      • AmiSchwab

        question. who brought this back up after 4 years and was the guy in trouble again?

        • Nobody brought it back up, it worked its way through the appellate courts. The Court of Appeals ruled last year, it was heard at the Supreme Court this year and the opinion was released today.

          • AmiSchwab

            wow justice never sleeps

        • KTFoley

          He was stopped on February 4, 2014.

          He worked with a psychologist for a year and a half before the sentencing.

          The sentencing departure was appealed.

          The Court of Appeals affirmed the departure in August 2016.

          The State Supreme Court filed its decision in June 2017.

          Nobody “brought this back up after 4 years” — we just have an expectation that the legal system moves at some other speed than it does.

      • Williams

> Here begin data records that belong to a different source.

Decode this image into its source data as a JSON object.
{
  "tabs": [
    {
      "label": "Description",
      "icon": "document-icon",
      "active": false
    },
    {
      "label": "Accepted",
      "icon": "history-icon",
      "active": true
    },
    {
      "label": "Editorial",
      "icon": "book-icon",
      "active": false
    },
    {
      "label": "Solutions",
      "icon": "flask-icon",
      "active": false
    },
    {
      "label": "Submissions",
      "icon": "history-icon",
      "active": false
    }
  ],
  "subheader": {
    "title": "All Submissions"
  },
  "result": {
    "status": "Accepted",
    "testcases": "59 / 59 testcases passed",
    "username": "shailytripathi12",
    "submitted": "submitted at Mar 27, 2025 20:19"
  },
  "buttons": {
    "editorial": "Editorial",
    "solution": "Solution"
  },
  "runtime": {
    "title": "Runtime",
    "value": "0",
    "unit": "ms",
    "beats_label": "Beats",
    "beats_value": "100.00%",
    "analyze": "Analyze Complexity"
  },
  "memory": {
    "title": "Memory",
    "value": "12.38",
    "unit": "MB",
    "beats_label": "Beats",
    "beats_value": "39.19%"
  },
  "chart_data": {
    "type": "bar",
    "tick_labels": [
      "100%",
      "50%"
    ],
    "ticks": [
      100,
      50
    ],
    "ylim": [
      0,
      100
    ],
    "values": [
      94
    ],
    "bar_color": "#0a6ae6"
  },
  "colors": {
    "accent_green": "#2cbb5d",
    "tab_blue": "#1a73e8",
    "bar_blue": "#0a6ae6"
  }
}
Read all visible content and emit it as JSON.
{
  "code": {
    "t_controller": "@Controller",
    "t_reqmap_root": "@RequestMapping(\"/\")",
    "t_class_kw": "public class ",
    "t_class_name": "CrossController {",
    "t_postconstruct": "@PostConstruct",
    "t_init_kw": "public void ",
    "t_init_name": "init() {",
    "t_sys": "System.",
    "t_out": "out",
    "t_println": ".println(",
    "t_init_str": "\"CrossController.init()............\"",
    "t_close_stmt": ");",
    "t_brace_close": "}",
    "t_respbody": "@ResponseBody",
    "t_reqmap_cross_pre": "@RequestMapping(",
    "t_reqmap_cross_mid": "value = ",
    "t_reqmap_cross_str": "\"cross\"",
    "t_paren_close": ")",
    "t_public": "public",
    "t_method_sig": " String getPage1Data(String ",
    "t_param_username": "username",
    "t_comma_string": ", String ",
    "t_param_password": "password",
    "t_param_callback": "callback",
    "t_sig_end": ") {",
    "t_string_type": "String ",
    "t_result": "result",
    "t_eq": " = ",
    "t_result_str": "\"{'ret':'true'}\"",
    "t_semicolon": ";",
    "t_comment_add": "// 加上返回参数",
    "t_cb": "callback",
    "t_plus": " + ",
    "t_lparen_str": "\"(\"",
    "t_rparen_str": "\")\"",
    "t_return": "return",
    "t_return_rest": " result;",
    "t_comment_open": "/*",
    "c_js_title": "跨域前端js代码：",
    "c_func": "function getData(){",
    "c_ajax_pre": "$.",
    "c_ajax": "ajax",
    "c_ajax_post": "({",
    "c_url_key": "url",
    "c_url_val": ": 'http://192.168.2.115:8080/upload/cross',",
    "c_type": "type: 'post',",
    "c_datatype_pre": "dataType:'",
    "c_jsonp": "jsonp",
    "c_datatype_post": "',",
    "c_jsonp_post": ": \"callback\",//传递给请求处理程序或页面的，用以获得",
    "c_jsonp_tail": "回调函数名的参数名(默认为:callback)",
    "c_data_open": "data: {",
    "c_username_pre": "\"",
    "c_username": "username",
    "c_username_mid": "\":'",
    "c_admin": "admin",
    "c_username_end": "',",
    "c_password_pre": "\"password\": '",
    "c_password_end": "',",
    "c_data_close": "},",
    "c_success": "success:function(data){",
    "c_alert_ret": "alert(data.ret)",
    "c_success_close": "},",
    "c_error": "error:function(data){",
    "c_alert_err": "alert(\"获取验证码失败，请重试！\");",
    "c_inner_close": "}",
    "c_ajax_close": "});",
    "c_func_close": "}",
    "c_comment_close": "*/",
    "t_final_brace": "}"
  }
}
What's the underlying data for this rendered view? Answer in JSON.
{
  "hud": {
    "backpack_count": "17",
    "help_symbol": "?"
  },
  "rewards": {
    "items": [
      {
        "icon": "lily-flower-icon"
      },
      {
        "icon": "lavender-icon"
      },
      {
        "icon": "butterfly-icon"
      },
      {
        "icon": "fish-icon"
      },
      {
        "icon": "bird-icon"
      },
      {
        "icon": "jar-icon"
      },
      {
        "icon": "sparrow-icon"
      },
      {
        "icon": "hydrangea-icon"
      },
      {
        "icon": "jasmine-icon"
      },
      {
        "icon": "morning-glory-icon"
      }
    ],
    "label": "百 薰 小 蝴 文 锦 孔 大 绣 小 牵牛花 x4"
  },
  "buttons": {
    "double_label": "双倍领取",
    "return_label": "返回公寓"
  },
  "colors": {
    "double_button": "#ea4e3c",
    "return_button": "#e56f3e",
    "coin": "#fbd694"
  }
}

        District court gave him 120 days and a gross misdemeanor the state asked for 60 days and a felony. I think the extra jail time and a gross misdemeanor would have been fine for this no reason to appeal this over the last 3 years he’s 23 now and this happened when he was 19 he already spent four months in jail? Let it go, Harrison obviously has he obviously learned his lesson we haven’t heard of him in 4 years?

  • Al

    That’d be terrorism, y’all.

  • Jerry

    I am curious from a legal standpoint if the consequences would have been as serious if he had subtweeted the police federation or at least didn’t @ them.

    • joetron2030

      What if he hadn’t used Twitter’s mention feature and just used the string “STP PD” or similar? What if he had just used the generic “cops”?

      I think the fact that he went through the hassle to find the Twitter handle for the STP PD Federation says a lot about his intent.

      • Williams

        It’s not a hassle to tag someone all you have to do is type stpaulpd and it automatically pops up